Big Chains Are Sucking the Life and the Variety Out of Our Cities

CC BY 2.0. Lloyd Alter/ Hard Rock Cafe on Yonge Street

People in Toronto are complaining that many music venues are closing, their sites gone to condos; I have been meaning to write about how important bars and restaurants are being lost, gone to drugstores, and took these photos for the story. But Colin Horgan of the Guardian beat me to it. It is not just Toronto, but a problem in a lot of successful cities.

On Yonge Street in Toronto, the once seedy strip everyone came down the road from all over Canada for music, sex and drugs, the Friars Tavern where The Band played, became a Hard Rock Cafe and now is becoming a boring red store selling a different kind of drugs, across the street from our new Nordstroms. Horgan writes:

Normally, a Hard Rock Cafe – itself a chain – giving way to a pharmacy might not prompt dismay. But the move has sparked a debate in Toronto about what exactly its streets are for. “If this particular drug store brand goes in, and does the exact same thing they do in every other case – they put one door at each end and they wrap the whole thing in an advertisement – that’s not adding to the dynamic of the neighbourhood,” says Toronto city councillor Mike Layton. “That’s in fact taking a sledgehammer right to the heart of it.”
Brunswick Tavern

Lloyd Alter/ The Brunny is now a Rexall/CC BY 2.0

Corporatization is happening everywhere; even Toronto’s famous Brunswick Tavern, where they rented the beer instead of selling it, has gone to drug store. I assumed that it is because the boomers are now more interested in buying Depends instead of drafts, but according to Horgan, there is a bigger story, the invasion of the chain stores on main streets and high streets around the world. And they are not just trying to stop this in Toronto:

Most famously, in the mid-2000s the city of San Francisco adopted policies to limit chain stores, known as “formula retail”. Broadly speaking, the city defines formula retail as stores with 11 or more locations anywhere in the world, a uniform aesthetic, and a few other criteria.
boycott tesco

Jim Killock on Flickr/CC BY 2.0

In the UK, there are planning guidelines that limit the size of stores, but it hasn’t worked very well; the big chains like Tesco just opened up smaller shops. According to Rafaella Sadun of the Harvard Business School, it made things worse for the small locally owned businesses.

“Independent retailers were actually harmed by the creation of entry barriers against large shops,” Sadun wrote. “Instead of simply reducing the number of new large stores entering a market, entry regulations created the incentive for large retail chains to invest in smaller and more centrally located formats, which competed more directly with independents and accelerated their decline.”
Buy Local

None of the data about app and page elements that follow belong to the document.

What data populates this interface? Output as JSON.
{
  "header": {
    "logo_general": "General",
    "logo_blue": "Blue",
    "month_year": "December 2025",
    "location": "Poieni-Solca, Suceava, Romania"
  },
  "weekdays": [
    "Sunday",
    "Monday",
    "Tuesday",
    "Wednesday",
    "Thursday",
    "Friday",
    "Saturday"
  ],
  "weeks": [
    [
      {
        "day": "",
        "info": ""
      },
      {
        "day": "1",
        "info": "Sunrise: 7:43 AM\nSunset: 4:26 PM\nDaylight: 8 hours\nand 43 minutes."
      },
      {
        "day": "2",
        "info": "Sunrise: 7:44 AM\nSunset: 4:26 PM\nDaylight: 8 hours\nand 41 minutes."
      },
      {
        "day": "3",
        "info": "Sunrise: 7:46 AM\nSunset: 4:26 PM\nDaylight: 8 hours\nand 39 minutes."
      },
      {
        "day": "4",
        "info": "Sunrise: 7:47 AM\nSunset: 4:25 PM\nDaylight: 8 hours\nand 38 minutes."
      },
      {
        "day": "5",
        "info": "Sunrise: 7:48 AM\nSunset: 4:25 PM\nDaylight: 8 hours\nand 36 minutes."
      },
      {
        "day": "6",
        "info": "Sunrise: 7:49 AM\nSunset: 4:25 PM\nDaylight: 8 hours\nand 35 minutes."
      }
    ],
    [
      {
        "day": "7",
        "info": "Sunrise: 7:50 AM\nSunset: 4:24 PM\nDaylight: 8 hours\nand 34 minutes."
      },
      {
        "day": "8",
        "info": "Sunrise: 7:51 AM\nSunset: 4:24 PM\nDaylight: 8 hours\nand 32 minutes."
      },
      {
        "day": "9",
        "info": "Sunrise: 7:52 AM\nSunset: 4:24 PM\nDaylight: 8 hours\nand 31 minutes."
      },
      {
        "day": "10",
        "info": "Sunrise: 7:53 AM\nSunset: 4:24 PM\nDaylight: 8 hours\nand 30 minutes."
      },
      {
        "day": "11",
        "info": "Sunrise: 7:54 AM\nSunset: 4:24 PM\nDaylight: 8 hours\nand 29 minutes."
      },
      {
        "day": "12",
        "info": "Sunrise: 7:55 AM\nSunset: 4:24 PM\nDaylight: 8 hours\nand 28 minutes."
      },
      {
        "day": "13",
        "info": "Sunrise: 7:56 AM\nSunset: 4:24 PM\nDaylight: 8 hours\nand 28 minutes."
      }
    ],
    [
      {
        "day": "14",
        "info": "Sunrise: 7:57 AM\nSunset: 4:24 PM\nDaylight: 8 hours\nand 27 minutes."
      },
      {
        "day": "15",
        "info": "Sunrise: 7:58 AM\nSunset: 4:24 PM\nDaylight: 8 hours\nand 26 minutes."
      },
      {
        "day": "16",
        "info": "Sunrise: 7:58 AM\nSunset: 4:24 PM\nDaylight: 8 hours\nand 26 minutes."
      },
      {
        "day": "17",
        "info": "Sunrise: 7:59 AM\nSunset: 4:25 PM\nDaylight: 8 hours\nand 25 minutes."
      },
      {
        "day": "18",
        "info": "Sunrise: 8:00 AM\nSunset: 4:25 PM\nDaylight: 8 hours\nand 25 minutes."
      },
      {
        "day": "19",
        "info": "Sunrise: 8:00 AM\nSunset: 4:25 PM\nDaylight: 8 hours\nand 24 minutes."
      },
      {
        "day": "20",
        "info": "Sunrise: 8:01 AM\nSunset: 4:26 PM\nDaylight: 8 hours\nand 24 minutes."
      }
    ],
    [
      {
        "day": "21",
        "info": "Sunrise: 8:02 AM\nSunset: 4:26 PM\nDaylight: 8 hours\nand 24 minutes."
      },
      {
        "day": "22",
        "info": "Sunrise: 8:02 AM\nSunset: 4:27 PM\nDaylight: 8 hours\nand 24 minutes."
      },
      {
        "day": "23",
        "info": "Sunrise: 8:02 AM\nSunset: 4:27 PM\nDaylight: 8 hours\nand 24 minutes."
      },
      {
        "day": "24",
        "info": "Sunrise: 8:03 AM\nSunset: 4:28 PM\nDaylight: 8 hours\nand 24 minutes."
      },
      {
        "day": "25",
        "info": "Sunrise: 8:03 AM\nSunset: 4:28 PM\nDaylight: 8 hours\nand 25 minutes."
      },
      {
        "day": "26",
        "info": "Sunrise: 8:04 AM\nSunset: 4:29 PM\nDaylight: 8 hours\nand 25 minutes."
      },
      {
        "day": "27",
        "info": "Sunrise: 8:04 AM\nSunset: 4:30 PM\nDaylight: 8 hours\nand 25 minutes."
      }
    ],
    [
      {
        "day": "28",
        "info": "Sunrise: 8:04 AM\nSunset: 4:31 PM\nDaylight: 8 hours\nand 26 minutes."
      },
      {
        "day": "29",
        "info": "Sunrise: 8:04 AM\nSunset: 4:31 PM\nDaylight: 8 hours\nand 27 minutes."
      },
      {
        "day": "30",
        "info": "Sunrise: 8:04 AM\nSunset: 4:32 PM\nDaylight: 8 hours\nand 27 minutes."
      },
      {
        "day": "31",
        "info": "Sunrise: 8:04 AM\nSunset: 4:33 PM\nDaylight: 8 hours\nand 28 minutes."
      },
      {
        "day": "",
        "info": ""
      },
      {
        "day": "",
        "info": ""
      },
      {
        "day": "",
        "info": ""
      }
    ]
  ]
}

© Local First

There is a lot of worry about the dynamic of the neighbourhood, but in fact there is a bigger issue that we have covered in TreeHugger before: where the money goes. In a study done by Local First in Grand Rapids, Michigan, it was found that for every hundred bucks spent in a locally owned store, $ 68 stayed in the community. For non locally owned businesses, only $ 43 stay locally. Michael Shuman, in his book the Small-Mart revolution, quoted even more extreme numbers; in one study comparing two bookstores in Austin, economists found that 13 dollars out of every hundred spent in Borders stayed in town, whereas in the local bookshop, 45 dollars circulated in Austin.

Back in Toronto, the discussion is about the quality of the streets and neighbourhoods.

“We’ve got to have a conversation about: what is the need of the neighbourhood? What makes a great neighbourhood?” says Mark Garner of the non-profit Yonge Business Improvement Area. “How do you preserve small independent business based on what a neighbourhood needs? Our neighbourhoods used to be great. You used to be able to walk to your butcher, your dry cleaner, the fruit stand to pick up your stuff ... and you had relationships with those small, independent, family-run businesses.”
Small business sign

© Support local business

One way to help is to save those small businesses is for people to patronize them. To shop local every day, even if it costs a little more, to keep our dollars in the community. Michael Shuman wrote:

Going local does not mean walling off the outside world. It means nurturing locally owned businesses which use local resources sustainably, employ local workers at decent wages and serve primarily local consumers. It means becoming more self-sufficient and less dependent on imports. Control moves from the boardrooms of distant corporations and back into the community where it belongs.
holy shitzu

Lloyd Alter/ Seen on Bloor Street, Toronto/CC BY 2.0

Local businesses add so much more to our communities, and provide so many opportunities, and sometimes even a bit of humour. We should be doing everything we can to support them, and to keep out the big chains that are sucking up all the money.